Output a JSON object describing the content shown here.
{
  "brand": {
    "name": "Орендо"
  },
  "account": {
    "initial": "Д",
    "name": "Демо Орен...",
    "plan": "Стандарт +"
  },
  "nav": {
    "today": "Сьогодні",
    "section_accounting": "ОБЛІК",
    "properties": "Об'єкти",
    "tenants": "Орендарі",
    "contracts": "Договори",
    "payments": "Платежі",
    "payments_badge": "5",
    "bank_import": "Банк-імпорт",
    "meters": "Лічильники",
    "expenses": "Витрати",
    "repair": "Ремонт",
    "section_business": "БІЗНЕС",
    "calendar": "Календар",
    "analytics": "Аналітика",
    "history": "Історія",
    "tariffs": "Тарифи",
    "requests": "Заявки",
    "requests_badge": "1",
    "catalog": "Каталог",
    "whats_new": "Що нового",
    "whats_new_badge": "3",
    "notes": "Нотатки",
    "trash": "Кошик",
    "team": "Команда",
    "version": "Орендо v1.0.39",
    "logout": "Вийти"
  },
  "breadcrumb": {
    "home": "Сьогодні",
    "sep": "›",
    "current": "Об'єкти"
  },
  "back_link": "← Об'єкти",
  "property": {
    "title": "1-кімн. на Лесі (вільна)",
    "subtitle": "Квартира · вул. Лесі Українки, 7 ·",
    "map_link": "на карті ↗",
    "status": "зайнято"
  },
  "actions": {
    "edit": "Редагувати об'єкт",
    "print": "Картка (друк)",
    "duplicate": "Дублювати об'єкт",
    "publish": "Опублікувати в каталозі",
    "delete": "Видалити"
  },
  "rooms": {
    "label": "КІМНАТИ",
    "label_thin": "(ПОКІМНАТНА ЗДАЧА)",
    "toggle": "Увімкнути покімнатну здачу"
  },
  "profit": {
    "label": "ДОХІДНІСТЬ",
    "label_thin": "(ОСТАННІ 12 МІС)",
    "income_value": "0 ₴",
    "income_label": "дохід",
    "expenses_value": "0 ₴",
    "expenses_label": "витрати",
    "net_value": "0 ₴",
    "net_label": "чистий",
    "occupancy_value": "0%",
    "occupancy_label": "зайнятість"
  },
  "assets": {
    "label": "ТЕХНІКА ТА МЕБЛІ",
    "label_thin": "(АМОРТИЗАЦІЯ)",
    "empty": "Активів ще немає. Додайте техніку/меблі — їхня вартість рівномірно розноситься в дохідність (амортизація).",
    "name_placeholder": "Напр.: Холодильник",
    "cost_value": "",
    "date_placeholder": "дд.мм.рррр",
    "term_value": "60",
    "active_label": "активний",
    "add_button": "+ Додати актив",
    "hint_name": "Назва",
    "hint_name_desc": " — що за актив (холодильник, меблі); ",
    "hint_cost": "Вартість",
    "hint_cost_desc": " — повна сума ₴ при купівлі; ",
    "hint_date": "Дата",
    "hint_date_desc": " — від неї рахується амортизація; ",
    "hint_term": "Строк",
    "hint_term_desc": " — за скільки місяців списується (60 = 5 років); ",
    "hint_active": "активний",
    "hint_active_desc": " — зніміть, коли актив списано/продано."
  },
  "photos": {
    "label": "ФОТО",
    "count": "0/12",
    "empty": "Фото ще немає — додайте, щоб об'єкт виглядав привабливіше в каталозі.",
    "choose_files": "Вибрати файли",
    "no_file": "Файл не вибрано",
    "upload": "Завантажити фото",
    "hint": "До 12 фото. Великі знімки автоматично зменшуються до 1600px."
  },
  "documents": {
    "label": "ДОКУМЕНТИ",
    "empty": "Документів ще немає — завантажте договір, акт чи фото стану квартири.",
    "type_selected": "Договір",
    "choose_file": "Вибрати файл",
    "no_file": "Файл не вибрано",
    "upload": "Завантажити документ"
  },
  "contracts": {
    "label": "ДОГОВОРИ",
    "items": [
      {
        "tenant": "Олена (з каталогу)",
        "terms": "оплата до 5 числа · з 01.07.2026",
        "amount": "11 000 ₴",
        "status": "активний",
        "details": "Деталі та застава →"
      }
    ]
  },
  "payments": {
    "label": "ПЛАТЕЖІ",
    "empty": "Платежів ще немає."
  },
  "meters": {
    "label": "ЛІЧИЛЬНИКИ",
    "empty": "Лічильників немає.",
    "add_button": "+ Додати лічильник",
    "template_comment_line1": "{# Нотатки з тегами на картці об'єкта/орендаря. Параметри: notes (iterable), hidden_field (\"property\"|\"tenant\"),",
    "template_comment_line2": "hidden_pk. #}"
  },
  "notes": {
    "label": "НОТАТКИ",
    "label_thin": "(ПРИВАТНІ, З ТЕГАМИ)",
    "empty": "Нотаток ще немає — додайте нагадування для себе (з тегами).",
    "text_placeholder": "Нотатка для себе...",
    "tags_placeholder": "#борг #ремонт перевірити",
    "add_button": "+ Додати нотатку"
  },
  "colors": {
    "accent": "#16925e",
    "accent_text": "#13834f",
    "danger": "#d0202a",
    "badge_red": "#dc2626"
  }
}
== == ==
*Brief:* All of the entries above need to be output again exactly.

*Solution for this problem:*
Output a JSON object describing the content shown here.
{
  "brand": {
    "name": "Орендо"
  },
  "account": {
    "initial": "Д",
    "name": "Демо Орен...",
    "plan": "Стандарт +"
  },
  "nav": {
    "today": "Сьогодні",
    "section_accounting": "ОБЛІК",
    "properties": "Об'єкти",
    "tenants": "Орендарі",
    "contracts": "Договори",
    "payments": "Платежі",
    "payments_badge": "5",
    "bank_import": "Банк-імпорт",
    "meters": "Лічильники",
    "expenses": "Витрати",
    "repair": "Ремонт",
    "section_business": "БІЗНЕС",
    "calendar": "Календар",
    "analytics": "Аналітика",
    "history": "Історія",
    "tariffs": "Тарифи",
    "requests": "Заявки",
    "requests_badge": "1",
    "catalog": "Каталог",
    "whats_new": "Що нового",
    "whats_new_badge": "3",
    "notes": "Нотатки",
    "trash": "Кошик",
    "team": "Команда",
    "version": "Орендо v1.0.39",
    "logout": "Вийти"
  },
  "breadcrumb": {
    "home": "Сьогодні",
    "sep": "›",
    "current": "Об'єкти"
  },
  "back_link": "← Об'єкти",
  "property": {
    "title": "1-кімн. на Лесі (вільна)",
    "subtitle": "Квартира · вул. Лесі Українки, 7 ·",
    "map_link": "на карті ↗",
    "status": "зайнято"
  },
  "actions": {
    "edit": "Редагувати об'єкт",
    "print": "Картка (друк)",
    "duplicate": "Дублювати об'єкт",
    "publish": "Опублікувати в каталозі",
    "delete": "Видалити"
  },
  "rooms": {
    "label": "КІМНАТИ",
    "label_thin": "(ПОКІМНАТНА ЗДАЧА)",
    "toggle": "Увімкнути покімнатну здачу"
  },
  "profit": {
    "label": "ДОХІДНІСТЬ",
    "label_thin": "(ОСТАННІ 12 МІС)",
    "income_value": "0 ₴",
    "income_label": "дохід",
    "expenses_value": "0 ₴",
    "expenses_label": "витрати",
    "net_value": "0 ₴",
    "net_label": "чистий",
    "occupancy_value": "0%",
    "occupancy_label": "зайнятість"
  },
  "assets": {
    "label": "ТЕХНІКА ТА МЕБЛІ",
    "label_thin": "(АМОРТИЗАЦІЯ)",
    "empty": "Активів ще немає. Додайте техніку/меблі — їхня вартість рівномірно розноситься в дохідність (амортизація).",
    "name_placeholder": "Напр.: Холодильник",
    "cost_value": "",
    "date_placeholder": "дд.мм.рррр",
    "term_value": "60",
    "active_label": "активний",
    "add_button": "+ Додати актив",
    "hint_name": "Назва",
    "hint_name_desc": " — що за актив (холодильник, меблі); ",
    "hint_cost": "Вартість",
    "hint_cost_desc": " — повна сума ₴ при купівлі; ",
    "hint_date": "Дата",
    "hint_date_desc": " — від неї рахується амортизація; ",
    "hint_term": "Строк",
    "hint_term_desc": " — за скільки місяців списується (60 = 5 років); ",
    "hint_active": "активний",
    "hint_active_desc": " — зніміть, коли актив списано/продано."
  },
  "photos": {
    "label": "ФОТО",
    "count": "0/12",
    "empty": "Фото ще немає — додайте, щоб об'єкт виглядав привабливіше в каталозі.",
    "choose_files": "Вибрати файли",
    "no_file": "Файл не вибрано",
    "upload": "Завантажити фото",
    "hint": "До 12 фото. Великі знімки автоматично зменшуються до 1600px."
  },
  "documents": {
    "label": "ДОКУМЕНТИ",
    "empty": "Документів ще немає — завантажте договір, акт чи фото стану квартири.",
    "type_selected": "Договір",
    "choose_file": "Вибрати файл",
    "no_file": "Файл не вибрано",
    "upload": "Завантажити документ"
  },
  "contracts": {
    "label": "ДОГОВОРИ",
    "items": [
      {
        "tenant": "Олена (з каталогу)",
        "terms": "оплата до 5 числа · з 01.07.2026",
        "amount": "11 000 ₴",
        "status": "активний",
        "details": "Деталі та застава →"
      }
    ]
  },
  "payments": {
    "label": "ПЛАТЕЖІ",
    "empty": "Платежів ще немає."
  },
  "meters": {
    "label": "ЛІЧИЛЬНИКИ",
    "empty": "Лічильників немає.",
    "add_button": "+ Додати лічильник",
    "template_comment_line1": "{# Нотатки з тегами на картці об'єкта/орендаря. Параметри: notes (iterable), hidden_field (\"property\"|\"tenant\"),",
    "template_comment_line2": "hidden_pk. #}"
  },
  "notes": {
    "label": "НОТАТКИ",
    "label_thin": "(ПРИВАТНІ, З ТЕГАМИ)",
    "empty": "Нотаток ще немає — додайте нагадування для себе (з тегами).",
    "text_placeholder": "Нотатка для себе...",
    "tags_placeholder": "#борг #ремонт перевірити",
    "add_button": "+ Додати нотатку"
  },
  "colors": {
    "accent": "#16925e",
    "accent_text": "#13834f",
    "danger": "#d0202a",
    "badge_red": "#dc2626"
  }
}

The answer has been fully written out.